As you probably know if you’ve been following this for any amount if time, I’m a beekeeper. I got into it right after returning from Peace Corps in 2010, and almost immediately I joined the Oregon Master Beekeeper program. It’s a great program: at the Apprentice level, they hook you up with a mentor to help you through your first year, set up classes you can attend, give you a really great introductory text on beekeeping, and they even have lab days where you can learn cool things like how to identify rare bee diseases and how to perform a bee autopsy with a dissection microscope. But the best part about the program is that it sets up a structured framework for learning, so that you can get a well-rounded bee knowledge and not miss anything important. Once you’ve done all that and filled out some paperwork, you are a certified Apprentice Beekeeper.
After that, you can continue your studies as a Journeyman. The program has lots of completion requirements, designed to expose you to a wide range of beekeeping topics… things like how to judge a honey competition, how to breed queens, organizing and managing a beekeeping seminar, running a local bee club, etc. As part of the program, you do guided studies on topics like hive design and configuration, chemical and organic medicines, parasite control, and more. You also have to manage bees for three years and keep fairly detailed observation logs. And, at the end, there is a pretty outrageous test that includes questions like “when honey crystallizes, it is due to an imbalance of which two sugar compounds?” and “Describe the effect of 9-Oxodec-2-enoic acid on a bee colony, and name at least three other pheromones use in bee communication.”
Really. I didn’t make that last part up. (glucose & fructose; and 9-ODA is “queen mandibular pheromone” and it keeps colonies from swarming, among other things)

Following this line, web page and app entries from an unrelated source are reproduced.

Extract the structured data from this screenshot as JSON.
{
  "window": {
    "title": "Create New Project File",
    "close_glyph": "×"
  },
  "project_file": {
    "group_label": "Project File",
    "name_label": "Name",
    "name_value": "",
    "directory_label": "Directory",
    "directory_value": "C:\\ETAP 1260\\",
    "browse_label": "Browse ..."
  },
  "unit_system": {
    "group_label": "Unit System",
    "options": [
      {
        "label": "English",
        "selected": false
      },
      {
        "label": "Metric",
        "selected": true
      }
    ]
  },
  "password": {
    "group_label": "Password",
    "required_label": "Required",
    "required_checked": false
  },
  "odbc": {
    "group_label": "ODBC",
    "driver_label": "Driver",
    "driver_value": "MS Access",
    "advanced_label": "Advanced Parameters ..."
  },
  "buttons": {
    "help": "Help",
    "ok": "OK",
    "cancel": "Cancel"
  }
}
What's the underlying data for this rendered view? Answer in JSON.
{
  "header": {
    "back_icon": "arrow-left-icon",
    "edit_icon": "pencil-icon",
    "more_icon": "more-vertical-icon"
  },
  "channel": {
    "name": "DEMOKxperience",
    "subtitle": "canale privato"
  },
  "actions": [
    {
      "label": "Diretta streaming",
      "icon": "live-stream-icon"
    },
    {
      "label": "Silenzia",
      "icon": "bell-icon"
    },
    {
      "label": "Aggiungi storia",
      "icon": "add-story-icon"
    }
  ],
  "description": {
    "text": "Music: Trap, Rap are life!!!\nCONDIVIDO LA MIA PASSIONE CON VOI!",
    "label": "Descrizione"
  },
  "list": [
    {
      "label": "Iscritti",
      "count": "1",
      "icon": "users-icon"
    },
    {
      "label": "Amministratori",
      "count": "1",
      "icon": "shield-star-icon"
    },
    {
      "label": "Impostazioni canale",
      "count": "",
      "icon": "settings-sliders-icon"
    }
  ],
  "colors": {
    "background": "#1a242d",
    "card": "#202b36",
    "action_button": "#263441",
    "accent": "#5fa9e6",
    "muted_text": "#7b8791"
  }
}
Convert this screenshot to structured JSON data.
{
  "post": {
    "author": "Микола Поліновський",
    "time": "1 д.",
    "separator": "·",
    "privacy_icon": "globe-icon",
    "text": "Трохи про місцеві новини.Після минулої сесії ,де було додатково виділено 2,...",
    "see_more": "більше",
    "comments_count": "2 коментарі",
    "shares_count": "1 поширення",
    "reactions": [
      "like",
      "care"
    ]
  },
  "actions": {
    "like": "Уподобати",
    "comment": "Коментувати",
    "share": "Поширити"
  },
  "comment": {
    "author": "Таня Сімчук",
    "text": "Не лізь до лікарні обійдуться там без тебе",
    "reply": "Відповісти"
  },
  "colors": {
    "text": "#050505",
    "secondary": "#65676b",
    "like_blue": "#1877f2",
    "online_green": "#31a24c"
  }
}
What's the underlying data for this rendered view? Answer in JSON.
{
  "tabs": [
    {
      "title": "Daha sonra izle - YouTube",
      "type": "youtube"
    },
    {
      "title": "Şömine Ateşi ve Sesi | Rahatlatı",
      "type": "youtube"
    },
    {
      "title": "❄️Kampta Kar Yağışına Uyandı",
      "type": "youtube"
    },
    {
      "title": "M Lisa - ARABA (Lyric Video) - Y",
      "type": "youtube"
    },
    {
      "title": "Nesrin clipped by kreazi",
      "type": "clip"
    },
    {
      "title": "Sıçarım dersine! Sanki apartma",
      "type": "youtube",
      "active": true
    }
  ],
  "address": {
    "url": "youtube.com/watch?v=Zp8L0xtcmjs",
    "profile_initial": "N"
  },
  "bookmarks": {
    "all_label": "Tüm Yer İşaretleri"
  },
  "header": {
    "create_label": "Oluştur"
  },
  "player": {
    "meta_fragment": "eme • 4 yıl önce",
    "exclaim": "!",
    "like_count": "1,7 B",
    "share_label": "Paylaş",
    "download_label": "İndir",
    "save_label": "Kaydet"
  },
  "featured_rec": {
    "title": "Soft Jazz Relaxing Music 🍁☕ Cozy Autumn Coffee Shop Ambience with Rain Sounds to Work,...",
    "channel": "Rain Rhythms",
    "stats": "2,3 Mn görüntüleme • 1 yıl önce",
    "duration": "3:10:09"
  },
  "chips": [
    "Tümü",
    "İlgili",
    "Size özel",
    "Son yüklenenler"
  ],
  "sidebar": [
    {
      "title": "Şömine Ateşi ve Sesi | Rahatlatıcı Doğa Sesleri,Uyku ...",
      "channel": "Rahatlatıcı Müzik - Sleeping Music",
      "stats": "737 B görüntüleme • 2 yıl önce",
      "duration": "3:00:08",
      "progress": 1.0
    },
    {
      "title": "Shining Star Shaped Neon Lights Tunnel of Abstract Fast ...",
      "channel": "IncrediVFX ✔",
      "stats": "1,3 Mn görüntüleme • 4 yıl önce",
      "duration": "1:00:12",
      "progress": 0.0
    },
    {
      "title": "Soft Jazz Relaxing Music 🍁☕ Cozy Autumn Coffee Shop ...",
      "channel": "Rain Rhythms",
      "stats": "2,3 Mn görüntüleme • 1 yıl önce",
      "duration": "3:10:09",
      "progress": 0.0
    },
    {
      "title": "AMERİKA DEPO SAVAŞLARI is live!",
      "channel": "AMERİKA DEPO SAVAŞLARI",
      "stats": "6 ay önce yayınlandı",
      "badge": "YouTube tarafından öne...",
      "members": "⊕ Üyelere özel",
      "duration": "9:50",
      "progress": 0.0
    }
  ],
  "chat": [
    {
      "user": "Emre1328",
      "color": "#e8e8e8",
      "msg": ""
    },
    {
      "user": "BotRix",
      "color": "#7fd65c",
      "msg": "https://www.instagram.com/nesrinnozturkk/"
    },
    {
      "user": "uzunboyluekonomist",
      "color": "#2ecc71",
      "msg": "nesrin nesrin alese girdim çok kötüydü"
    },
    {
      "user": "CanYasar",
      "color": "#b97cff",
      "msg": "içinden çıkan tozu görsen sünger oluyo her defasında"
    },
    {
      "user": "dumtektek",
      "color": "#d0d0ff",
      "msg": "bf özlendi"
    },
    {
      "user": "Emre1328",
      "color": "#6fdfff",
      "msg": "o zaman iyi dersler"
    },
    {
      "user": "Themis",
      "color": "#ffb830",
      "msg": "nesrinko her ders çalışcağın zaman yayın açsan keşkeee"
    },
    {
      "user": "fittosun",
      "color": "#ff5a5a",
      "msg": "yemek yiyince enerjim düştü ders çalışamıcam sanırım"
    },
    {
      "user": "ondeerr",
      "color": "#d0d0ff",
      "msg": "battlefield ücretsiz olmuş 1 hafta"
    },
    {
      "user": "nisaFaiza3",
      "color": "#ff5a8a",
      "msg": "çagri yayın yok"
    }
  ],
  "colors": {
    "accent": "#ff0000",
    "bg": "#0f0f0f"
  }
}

The reason I’m telling you all of this is that last Saturday, I took the practical portion of the Journeyman exam at the Oregon State Honeybee Lab. A very experienced beekeeper and a PhD entomologist watched me open up a hive, work the bees, and tell them everything I could about what I was doing. Then, I went into the lab and analyzed some honey with a refractometer and (mis)identified a few bee diseases.
It might sound stressful, but it was actually a LOT OF FUN! I have been one of those nerds who likes test day ever since I was a kid. I enjoy the challenge of being tested, and I also love learning. And I sure did learn a lot on Saturday.
As you may have guessed, I wouldn’t be so excited about all of this if I hadn’t passed. But I did, so now I am a Journeyman beekeeper, patch and all. I’ve already registered for the last stage of the program, Master. The program leaders were excited to get my application, there are only a handful of Master-level students in the state right now. It’s a process that takes several years (I’m not in a hurry), and you are assigned a review committee much like if you were writing a dissertation. In fact, the program is in part patterned after a university masters degree program. Among other things I get to look forward to, I will be doing some peer-reviewed bee research, which should be super fun and is not something I’ve done before. I will also be starting a queen breeding program. More on that in the next few years.